Description of the task => Gather each line of the entries below that includes "throughput".

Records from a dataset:
[Start of section]
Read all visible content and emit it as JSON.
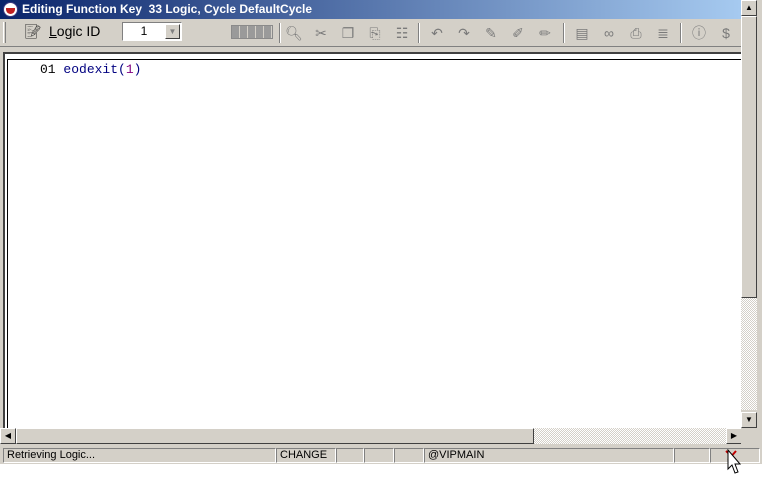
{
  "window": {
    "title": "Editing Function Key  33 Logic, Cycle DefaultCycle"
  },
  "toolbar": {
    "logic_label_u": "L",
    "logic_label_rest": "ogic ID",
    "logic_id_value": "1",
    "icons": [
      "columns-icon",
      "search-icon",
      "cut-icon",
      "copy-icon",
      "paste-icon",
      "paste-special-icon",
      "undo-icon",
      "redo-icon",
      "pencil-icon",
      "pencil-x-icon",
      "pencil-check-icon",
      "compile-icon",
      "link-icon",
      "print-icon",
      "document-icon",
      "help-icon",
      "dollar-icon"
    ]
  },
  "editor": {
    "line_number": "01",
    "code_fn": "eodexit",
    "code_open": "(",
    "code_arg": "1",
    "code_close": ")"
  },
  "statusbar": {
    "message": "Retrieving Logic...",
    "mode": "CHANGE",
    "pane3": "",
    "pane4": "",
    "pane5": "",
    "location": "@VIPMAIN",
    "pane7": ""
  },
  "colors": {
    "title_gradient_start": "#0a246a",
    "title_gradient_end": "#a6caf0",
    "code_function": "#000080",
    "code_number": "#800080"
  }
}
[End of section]
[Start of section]
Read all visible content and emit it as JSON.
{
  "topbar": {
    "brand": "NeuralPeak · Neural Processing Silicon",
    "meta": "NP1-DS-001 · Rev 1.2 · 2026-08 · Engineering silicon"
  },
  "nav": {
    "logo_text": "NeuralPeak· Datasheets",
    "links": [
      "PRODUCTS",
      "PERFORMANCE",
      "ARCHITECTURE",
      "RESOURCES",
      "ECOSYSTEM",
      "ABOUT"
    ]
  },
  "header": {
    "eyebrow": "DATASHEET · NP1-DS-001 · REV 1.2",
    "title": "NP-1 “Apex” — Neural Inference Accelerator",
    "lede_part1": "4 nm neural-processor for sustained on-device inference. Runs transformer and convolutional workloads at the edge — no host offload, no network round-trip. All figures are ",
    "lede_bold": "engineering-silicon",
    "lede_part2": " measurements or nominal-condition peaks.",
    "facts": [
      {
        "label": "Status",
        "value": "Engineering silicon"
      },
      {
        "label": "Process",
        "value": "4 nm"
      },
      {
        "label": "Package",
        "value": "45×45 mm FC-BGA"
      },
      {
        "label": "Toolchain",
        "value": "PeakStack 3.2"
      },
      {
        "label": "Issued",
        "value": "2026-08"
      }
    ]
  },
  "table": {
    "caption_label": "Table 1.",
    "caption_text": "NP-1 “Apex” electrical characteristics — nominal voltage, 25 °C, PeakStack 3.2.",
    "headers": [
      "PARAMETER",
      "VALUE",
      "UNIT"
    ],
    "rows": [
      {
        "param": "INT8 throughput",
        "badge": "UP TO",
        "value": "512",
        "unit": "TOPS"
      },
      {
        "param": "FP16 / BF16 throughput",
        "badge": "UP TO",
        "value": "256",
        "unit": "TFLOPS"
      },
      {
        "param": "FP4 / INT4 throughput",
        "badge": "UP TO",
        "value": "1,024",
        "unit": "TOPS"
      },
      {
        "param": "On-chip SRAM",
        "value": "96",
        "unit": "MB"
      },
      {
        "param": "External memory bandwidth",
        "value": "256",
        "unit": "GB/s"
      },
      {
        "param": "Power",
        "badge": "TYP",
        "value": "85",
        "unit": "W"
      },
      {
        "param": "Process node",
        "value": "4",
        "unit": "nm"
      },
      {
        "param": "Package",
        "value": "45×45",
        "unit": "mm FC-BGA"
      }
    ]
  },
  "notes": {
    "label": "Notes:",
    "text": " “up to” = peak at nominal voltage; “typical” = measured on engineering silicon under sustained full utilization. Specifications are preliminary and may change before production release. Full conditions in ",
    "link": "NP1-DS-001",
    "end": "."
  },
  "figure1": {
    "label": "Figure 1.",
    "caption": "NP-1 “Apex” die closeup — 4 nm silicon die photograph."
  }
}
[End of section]
The answer =>
        "param": "INT8 throughput",
        "param": "FP16 / BF16 throughput",
        "param": "FP4 / INT4 throughput",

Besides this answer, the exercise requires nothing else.